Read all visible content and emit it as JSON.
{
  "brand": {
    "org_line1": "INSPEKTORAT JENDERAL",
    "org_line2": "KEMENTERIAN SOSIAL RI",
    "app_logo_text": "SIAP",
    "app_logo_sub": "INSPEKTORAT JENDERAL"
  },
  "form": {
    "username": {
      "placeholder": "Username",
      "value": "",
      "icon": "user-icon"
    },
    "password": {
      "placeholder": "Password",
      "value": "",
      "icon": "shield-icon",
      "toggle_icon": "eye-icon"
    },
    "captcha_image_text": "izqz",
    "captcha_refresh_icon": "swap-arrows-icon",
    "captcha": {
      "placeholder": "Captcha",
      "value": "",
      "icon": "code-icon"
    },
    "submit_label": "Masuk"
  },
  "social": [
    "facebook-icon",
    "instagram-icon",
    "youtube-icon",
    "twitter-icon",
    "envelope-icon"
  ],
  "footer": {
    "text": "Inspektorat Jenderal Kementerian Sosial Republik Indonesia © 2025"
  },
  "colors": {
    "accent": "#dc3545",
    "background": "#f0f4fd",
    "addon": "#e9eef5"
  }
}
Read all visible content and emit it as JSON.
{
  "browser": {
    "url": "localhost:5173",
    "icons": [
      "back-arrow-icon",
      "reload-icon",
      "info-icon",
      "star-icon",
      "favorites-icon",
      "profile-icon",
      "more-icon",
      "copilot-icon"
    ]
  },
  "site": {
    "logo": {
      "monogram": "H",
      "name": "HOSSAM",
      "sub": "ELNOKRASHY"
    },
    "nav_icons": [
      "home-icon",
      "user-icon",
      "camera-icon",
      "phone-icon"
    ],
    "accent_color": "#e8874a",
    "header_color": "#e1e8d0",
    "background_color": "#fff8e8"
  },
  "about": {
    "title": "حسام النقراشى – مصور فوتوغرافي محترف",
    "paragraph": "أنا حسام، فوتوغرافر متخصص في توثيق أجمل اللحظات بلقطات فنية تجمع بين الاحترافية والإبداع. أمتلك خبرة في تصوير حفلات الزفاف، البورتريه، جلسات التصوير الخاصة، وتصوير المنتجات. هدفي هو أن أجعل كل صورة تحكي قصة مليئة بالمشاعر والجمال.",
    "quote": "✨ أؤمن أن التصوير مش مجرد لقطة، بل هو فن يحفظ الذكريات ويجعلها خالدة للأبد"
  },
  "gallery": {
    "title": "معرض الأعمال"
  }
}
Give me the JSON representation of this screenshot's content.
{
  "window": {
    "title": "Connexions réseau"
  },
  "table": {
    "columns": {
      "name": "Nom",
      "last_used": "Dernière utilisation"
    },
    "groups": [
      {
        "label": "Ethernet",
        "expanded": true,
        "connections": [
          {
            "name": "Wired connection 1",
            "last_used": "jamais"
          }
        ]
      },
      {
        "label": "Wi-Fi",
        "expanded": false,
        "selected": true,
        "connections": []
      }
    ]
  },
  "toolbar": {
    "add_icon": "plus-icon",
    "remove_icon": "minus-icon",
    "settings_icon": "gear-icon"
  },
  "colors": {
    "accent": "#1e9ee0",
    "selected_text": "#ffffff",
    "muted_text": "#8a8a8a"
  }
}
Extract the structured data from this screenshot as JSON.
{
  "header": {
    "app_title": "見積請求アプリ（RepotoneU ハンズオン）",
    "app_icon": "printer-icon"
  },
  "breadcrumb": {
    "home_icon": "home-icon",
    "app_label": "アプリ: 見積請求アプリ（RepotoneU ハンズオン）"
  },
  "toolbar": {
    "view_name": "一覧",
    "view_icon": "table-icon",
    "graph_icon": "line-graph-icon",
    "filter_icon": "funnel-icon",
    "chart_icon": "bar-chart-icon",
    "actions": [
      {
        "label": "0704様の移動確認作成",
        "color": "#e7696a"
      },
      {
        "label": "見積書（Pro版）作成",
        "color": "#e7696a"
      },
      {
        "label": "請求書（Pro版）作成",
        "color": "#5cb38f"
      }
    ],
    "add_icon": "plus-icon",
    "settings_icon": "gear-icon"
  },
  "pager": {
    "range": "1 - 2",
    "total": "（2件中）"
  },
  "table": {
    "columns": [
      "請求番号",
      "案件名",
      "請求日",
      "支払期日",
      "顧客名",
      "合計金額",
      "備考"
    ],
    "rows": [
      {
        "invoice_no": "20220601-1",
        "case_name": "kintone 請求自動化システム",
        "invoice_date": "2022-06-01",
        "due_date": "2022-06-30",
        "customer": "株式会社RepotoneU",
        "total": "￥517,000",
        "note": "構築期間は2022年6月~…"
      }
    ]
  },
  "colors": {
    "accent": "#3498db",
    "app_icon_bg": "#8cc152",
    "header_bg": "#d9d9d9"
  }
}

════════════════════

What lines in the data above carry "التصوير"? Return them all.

    "paragraph": "أنا حسام، فوتوغرافر متخصص في توثيق أجمل اللحظات بلقطات فنية تجمع بين الاحترافية والإبداع. أمتلك خبرة في تصوير حفلات الزفاف، البورتريه، جلسات التصوير الخاصة، وتصوير المنتجات. هدفي هو أن أجعل كل صورة تحكي قصة مليئة بالمشاعر والجمال.",
    "quote": "✨ أؤمن أن التصوير مش مجرد لقطة، بل هو فن يحفظ الذكريات ويجعلها خالدة للأبد"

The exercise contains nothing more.